PHOENIX -- Through the first four innings of Friday's game at Arizona, it appeared Edwin Jackson might have found at least a little bit of that old magic.
To that point, the Chicago Cubs right-hander had faced just one batter over the minimum, threw with good control around the plate, wasn't walking batters and had a good fastball working. He also kept the ball down, and Arizona didn't hit any fly balls during that stretch.
Then came the fifth inning, when the Diamondbacks' Nos. 6 through 9 hitters strung together four consecutive singles and struck for a pair of runs to cut the Cubs' lead to 3-2.
After an Anthony Rizzo home run put Chicago up 4-2 in the top of the sixth, Jackson allowed a solo blast to Paul Goldschmidt with one out in the bottom of the inning. It was apparent that whatever has been working during the first four innings wasn't anymore, and Cubs manager Rick Renteria quickly removed Jackson.
"I thought Jackson threw well enough for us to win the ballgame," Renteria said. "He was very composed and threw the ball hard. He was pretty consistent staying at the top of his velocity chart. He minimized damage and looked confident."
This season, Jackson has averaged fewer than six innings per start, and the Cubs hoped he could chew some up in the first of this three-game set coming out of the All-Star break.
And while it looked for a while as if that would happen, the game got away as fast as Goldschmidt's opposite-field, line-drive blast cleared the right-field fence, chasing the former Diamondback from the mound.

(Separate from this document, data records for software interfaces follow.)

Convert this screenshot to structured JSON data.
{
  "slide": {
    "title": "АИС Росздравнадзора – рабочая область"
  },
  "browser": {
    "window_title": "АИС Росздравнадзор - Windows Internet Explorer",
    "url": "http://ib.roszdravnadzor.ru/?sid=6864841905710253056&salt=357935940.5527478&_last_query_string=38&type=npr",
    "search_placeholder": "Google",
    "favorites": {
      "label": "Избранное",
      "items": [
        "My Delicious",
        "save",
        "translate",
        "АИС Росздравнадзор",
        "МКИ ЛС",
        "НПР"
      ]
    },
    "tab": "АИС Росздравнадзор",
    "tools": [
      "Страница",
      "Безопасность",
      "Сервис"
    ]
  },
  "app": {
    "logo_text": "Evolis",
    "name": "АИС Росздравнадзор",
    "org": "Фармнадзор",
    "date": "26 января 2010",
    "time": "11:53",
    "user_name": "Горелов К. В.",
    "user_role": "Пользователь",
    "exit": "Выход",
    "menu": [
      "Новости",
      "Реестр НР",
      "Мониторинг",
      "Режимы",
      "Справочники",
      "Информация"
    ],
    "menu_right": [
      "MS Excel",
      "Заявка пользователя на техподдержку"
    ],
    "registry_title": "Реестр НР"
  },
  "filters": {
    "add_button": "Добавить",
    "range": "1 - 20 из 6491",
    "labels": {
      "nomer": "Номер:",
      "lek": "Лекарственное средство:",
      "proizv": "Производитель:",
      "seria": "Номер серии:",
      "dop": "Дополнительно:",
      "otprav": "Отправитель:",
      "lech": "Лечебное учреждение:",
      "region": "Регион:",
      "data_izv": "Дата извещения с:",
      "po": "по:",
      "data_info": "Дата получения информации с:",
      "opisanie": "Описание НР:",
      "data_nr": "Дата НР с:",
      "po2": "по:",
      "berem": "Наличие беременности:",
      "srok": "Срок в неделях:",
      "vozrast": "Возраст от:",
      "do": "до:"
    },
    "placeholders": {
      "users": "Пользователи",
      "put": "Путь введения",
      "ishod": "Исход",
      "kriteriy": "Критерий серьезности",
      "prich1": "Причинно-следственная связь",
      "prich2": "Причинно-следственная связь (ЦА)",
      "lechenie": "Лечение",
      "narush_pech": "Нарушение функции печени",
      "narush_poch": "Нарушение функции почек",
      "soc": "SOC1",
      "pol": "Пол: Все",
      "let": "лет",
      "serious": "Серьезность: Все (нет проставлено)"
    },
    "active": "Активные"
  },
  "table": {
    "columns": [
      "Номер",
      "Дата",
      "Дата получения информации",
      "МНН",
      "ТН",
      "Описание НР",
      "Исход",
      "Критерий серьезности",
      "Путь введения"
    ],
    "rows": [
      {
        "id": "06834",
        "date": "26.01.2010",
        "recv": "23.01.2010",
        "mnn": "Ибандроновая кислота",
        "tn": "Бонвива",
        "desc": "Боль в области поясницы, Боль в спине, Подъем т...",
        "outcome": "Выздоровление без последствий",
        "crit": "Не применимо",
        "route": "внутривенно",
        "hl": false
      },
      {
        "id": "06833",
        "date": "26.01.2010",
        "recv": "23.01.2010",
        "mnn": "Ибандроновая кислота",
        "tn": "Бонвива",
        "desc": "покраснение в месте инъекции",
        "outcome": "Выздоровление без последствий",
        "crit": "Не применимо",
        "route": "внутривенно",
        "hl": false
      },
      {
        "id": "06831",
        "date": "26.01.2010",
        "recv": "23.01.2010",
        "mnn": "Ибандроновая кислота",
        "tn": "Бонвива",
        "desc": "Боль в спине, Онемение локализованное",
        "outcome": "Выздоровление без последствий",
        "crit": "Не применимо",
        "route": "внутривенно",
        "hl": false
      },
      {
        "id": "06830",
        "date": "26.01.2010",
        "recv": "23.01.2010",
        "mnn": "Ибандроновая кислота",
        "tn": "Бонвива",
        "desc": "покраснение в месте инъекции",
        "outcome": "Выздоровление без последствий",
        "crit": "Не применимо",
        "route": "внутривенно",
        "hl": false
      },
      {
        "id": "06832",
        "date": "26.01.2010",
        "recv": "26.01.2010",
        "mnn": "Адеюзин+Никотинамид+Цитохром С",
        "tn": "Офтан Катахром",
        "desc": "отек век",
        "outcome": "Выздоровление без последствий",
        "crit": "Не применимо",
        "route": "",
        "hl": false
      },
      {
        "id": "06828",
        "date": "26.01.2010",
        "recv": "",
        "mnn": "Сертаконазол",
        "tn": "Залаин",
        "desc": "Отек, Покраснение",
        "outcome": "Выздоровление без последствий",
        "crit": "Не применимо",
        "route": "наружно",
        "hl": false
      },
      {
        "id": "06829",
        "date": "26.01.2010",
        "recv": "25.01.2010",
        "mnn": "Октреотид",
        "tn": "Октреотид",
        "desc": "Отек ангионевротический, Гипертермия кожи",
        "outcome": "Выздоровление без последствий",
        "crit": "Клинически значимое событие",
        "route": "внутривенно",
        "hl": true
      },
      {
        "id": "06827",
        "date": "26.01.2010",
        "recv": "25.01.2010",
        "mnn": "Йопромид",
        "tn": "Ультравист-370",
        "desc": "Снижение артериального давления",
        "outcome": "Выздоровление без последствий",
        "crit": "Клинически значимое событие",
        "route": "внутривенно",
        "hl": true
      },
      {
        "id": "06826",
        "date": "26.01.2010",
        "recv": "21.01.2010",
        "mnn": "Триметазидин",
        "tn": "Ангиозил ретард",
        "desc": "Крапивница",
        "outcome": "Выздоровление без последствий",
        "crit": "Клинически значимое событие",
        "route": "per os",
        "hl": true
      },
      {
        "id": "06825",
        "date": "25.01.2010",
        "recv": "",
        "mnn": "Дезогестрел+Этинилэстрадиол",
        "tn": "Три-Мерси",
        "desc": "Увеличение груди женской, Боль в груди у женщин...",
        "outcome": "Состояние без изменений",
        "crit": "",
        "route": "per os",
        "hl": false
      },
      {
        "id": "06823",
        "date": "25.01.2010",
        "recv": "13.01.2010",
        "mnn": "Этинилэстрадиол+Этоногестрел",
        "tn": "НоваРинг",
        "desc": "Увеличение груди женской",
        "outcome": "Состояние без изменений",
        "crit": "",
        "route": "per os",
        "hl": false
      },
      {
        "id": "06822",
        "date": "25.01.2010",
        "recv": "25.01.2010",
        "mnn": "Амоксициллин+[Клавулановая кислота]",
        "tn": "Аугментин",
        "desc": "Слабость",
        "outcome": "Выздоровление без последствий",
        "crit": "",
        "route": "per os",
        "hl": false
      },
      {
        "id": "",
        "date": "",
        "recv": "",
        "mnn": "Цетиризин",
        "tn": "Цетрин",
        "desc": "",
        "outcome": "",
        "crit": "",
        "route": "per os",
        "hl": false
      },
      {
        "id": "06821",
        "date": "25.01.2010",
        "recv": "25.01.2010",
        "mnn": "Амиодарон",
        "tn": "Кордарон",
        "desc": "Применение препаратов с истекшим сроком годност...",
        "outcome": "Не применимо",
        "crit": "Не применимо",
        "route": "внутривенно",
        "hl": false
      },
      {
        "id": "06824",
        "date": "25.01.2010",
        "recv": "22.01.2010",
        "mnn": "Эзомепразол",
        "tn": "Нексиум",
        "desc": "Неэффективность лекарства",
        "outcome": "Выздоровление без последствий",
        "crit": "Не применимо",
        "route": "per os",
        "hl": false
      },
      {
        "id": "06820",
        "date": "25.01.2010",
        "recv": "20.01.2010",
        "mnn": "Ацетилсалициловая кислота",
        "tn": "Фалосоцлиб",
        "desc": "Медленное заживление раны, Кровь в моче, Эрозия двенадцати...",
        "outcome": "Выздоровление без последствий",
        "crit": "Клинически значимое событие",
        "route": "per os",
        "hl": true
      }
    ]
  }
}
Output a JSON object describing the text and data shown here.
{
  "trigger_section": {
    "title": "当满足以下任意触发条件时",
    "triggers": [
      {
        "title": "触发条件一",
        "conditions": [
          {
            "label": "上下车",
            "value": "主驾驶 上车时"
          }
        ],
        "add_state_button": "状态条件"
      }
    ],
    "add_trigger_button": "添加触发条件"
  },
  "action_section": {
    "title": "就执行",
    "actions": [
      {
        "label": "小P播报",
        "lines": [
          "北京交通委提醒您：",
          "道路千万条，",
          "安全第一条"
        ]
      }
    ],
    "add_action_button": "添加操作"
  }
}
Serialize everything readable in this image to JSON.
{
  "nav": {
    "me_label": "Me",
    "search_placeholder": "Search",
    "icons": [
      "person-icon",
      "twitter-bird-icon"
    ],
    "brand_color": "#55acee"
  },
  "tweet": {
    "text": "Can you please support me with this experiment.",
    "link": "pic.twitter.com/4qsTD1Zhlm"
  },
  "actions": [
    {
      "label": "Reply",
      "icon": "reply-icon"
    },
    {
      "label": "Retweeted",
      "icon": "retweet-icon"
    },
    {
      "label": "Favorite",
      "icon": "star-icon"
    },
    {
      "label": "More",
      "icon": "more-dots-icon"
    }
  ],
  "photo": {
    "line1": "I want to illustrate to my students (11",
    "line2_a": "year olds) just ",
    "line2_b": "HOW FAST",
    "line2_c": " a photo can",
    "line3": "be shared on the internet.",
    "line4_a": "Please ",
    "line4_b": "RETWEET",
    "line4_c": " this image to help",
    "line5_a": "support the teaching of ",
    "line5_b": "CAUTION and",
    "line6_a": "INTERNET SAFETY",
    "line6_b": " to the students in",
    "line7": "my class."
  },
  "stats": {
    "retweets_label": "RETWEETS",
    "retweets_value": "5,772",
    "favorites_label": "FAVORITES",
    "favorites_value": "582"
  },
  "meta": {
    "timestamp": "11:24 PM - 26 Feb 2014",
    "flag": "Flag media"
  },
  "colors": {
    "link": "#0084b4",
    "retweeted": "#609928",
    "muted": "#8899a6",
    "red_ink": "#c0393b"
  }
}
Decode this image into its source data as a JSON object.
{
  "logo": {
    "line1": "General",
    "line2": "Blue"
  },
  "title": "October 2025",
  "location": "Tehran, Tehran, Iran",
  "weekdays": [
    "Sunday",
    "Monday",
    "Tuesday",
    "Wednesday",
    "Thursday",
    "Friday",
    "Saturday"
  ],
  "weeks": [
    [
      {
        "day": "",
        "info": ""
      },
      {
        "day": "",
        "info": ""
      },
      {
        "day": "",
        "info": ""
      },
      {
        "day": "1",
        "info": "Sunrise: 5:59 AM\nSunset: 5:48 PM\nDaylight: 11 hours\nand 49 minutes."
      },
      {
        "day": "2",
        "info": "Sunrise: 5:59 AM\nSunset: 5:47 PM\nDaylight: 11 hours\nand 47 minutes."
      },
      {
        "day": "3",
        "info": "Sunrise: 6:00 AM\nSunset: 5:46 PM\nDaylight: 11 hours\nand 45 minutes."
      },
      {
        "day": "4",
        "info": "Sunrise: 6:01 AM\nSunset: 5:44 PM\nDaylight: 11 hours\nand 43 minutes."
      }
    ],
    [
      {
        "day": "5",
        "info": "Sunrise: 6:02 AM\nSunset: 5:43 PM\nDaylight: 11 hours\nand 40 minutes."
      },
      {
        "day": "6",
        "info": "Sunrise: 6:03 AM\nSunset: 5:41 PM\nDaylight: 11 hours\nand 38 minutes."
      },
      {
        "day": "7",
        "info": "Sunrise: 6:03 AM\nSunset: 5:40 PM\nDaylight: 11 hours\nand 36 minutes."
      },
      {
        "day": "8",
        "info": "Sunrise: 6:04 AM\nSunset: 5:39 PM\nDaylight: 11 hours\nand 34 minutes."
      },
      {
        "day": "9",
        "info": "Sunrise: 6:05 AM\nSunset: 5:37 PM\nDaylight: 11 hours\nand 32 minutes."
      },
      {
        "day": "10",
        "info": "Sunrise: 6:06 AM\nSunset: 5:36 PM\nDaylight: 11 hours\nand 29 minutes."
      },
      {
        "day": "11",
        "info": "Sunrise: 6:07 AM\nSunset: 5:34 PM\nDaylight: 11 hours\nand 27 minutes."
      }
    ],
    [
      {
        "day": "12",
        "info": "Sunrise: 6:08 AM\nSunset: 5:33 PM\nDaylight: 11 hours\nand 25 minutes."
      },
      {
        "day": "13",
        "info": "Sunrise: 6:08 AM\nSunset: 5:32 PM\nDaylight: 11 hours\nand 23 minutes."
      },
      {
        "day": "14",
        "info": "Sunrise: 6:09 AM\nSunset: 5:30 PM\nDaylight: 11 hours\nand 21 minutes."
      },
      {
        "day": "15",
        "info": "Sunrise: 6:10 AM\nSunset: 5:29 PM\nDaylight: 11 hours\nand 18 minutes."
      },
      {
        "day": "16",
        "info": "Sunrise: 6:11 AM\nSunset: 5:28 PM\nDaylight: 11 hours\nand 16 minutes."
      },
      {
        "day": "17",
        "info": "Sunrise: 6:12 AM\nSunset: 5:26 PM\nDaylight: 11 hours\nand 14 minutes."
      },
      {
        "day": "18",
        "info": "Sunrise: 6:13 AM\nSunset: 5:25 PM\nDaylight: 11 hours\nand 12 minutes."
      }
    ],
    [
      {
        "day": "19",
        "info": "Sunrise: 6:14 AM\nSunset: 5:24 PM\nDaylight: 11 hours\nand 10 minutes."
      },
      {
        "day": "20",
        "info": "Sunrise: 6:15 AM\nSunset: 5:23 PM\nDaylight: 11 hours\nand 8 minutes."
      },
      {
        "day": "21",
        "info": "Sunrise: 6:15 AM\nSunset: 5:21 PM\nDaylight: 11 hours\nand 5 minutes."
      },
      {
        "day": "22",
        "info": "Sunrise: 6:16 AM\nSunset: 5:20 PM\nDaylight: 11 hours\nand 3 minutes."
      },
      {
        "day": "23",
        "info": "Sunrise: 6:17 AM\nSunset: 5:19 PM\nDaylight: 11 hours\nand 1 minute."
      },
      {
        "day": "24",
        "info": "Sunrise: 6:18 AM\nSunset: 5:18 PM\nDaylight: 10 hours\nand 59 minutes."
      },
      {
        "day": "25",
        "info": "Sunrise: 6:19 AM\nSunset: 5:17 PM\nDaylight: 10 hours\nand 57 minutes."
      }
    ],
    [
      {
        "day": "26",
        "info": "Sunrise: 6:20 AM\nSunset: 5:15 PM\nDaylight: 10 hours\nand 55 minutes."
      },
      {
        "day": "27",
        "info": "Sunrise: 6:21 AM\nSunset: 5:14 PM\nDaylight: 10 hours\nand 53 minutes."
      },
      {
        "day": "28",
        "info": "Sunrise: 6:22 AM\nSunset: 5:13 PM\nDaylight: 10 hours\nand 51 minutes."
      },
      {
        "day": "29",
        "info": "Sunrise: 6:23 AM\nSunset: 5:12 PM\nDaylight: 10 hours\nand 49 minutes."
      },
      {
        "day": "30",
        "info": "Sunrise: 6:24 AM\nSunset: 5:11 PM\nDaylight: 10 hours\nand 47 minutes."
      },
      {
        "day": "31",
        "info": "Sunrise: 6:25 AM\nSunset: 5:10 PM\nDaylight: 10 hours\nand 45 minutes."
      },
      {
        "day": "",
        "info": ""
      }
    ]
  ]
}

Jackson's line on the night was three runs allowed on seven hits with three strikeouts in 5 1/3 innings.
"I was trying to challenge them, especially when we come out and score four runs, you want to make them put the ball in play, and they were able to do that," Jackson said. "If I could take a couple pitches back and locate them a little better, maybe the results would've been a little better. They're a good hitting lineup in a ballpark where the ball flies."
"I had those guys ready for [Jackson]," Renteria said "Had he gotten into any trouble, I was going to get him. I thought he did his job. He kept us in the ballgame."
Pitching figures to be a weakness for the Cubs for the remainder of the season following the trade of starters Jeff Samardzija and Jason Hammel on July 4 -- a fact which only amplifies the need for the staff to protect three-run leads.
But at this point the Cubs are looking to the future, and glimpses of the pitching help that is on the way could be seen at Wrigley Field sooner than later.